Without intervention, a fish with barotrauma may die from the progression of its wounds or succumb to temperature shock or predators. “Floaters” – overly inflated fish that cannot re-descend on their own – are especially easy targets for sea birds and seals.
There are a number of tools and techniques to reduce barotrauma in released fish. Tools like inverted hooks or pressure-released clamps enable you to return fish to the appropriate depth. Check out this video for more information on reducing barotrauma and increasing survival.
Saltwater Fishing Permit Requirements for the Charter and Party Fleet
If you are a for-hire captain fishing in federal waters (3–200 nautical miles offshore) for one of the saltwater species listed below, you must have a valid Greater Atlantic Region Vessel Charter/Party Permit.
- Summer Flounder, Black Sea Bass, Scup
- Atlantic Mackerel, Squid, Butterfish
- Golden/Blueline Tilefish (North of the North Carolina/Virginia border)
- Chub Mackerel (North of the South Carolina/North Carolina border as of January 2020)
- New England Groundfish (includes cod, haddock, pollock, hakes, and flounders)
Vessel operators are also required to have a Federal Vessel Operator Permit.
If you have a Northeast Multispecies Limited Access Permit, you do not need the Northeast Multispecies Charter/Party Permit to carry passengers for hire on groundfish trips.
All permits are free and will be issued within 30 days of receipt of your complete application.
For-hire fishing for tunas, sharks, swordfish, and billfish must be done from a vessel that has a federal Highly Migratory Species permit.
Reporting Requirements for the Charter and Party Fleet
As of March 12, 2018, vessels issued a charter/party permit for a Mid-Atlantic managed fishery (summer flounder, scup, black sea bass, mackerel, squid, butterfish, spiny dogfish, bluefish, and tilefish) are required to submit electronic vessel trip reports within 48 hours for all trips carrying passengers for hire. All other current reporting requirements remain in effect.
If you need assistance with reporting your catch, contact our Vessel Reporting Helpdesk at (978) 281-9188, or your local Greater Atlantic Region Port Agent.
Fishing Tips to Protect Sea Turtles and Marine Mammals
Find out how you can prevent unintentional capture or injury of sea turtles and marine mammals while saltwater fishing.

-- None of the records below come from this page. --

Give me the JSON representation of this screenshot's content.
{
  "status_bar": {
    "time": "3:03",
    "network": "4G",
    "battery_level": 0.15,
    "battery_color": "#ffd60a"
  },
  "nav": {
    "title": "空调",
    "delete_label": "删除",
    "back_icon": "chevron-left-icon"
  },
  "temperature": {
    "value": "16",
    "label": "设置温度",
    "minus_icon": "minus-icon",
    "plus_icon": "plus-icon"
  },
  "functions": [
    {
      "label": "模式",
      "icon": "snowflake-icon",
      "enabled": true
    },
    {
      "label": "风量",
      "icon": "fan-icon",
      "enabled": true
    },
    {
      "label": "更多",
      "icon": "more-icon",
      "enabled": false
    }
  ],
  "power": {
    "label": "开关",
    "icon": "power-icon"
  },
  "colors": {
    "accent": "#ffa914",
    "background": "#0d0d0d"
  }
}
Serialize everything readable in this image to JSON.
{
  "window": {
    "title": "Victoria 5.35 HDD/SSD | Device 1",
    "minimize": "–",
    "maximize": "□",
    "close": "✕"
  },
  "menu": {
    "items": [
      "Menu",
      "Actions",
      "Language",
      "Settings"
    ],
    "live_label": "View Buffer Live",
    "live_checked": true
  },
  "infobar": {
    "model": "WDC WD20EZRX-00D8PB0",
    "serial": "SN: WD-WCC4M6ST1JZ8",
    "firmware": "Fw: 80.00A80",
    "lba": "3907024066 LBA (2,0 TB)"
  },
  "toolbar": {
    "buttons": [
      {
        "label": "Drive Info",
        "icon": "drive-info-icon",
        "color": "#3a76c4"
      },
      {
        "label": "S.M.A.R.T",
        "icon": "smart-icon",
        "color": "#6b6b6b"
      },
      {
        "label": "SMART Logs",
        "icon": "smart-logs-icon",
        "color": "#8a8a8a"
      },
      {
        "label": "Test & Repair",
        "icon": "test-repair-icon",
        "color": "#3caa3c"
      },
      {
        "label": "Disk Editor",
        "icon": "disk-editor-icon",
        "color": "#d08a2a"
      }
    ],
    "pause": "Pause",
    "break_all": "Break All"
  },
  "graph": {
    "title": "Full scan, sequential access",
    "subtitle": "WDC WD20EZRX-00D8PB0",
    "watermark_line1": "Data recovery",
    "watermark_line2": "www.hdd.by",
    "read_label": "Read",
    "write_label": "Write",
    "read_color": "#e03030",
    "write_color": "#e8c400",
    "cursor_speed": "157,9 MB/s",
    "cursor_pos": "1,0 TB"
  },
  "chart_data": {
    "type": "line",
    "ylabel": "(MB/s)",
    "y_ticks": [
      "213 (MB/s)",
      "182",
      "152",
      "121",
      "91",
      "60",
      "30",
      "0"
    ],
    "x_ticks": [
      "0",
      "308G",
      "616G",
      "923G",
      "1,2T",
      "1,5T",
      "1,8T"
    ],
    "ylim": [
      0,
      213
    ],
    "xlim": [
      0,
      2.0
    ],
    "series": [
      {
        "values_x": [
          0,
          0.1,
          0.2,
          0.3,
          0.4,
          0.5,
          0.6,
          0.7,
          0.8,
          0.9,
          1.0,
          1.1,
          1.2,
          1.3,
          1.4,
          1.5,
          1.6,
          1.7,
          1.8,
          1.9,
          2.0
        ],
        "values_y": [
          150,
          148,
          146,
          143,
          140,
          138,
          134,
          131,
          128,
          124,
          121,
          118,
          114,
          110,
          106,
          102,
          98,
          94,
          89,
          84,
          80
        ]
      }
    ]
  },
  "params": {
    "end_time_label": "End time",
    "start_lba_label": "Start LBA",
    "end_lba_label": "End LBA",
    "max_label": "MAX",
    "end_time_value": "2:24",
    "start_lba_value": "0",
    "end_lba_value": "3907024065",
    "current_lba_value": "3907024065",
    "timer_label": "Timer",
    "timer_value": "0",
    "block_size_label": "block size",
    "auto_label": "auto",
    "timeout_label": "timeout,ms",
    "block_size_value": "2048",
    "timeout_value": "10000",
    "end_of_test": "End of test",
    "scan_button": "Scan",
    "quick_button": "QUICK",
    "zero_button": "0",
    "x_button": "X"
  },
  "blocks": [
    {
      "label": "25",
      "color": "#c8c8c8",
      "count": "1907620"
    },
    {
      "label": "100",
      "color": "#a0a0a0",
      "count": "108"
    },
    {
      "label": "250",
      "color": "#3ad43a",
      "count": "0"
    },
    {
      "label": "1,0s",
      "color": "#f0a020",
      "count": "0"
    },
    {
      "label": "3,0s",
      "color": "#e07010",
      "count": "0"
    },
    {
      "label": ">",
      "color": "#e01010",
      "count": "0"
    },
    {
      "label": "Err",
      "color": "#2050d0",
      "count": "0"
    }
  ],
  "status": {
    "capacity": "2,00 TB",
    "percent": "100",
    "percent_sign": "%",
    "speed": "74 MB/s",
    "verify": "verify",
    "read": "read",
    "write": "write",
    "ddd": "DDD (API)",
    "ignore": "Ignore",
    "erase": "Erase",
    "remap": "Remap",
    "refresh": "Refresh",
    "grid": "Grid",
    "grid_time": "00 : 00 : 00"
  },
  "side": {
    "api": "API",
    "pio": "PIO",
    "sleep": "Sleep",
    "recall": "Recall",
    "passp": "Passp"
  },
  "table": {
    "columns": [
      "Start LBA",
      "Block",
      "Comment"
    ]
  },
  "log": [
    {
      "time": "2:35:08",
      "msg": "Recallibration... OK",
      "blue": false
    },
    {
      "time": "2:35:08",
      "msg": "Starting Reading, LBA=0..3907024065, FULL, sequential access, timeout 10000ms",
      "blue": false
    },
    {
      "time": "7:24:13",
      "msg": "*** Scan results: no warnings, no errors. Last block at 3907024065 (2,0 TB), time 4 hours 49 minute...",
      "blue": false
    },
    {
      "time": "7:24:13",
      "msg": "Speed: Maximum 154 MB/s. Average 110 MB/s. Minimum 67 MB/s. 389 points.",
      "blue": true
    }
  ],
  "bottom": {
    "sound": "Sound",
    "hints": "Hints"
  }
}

We encourage recreational saltwater fishermen to share their experiences to help us develop and implement successful programs and measures. For more information, contact Moira Kelly, Greater Atlantic regional coordinator for recreational fisheries, at (978) 281-9218. You may also contact your local port agent for up-to-date rules and to discuss our programs.
Email List/Text Alerts
Sign up for email updates. First, enter your email address. On the next page, you will be able to choose from several subscription topics. Scroll down to New England/Mid-Atlantic Updates and choose the fisheries or topics you would like to receive email about.
To sign up for text alerts, choose "SMS/Text Message" in the subscription type box, enter your phone number on the next page, and then choose "regional updates" under subscription topics. Scroll down and choose the topics that interest you.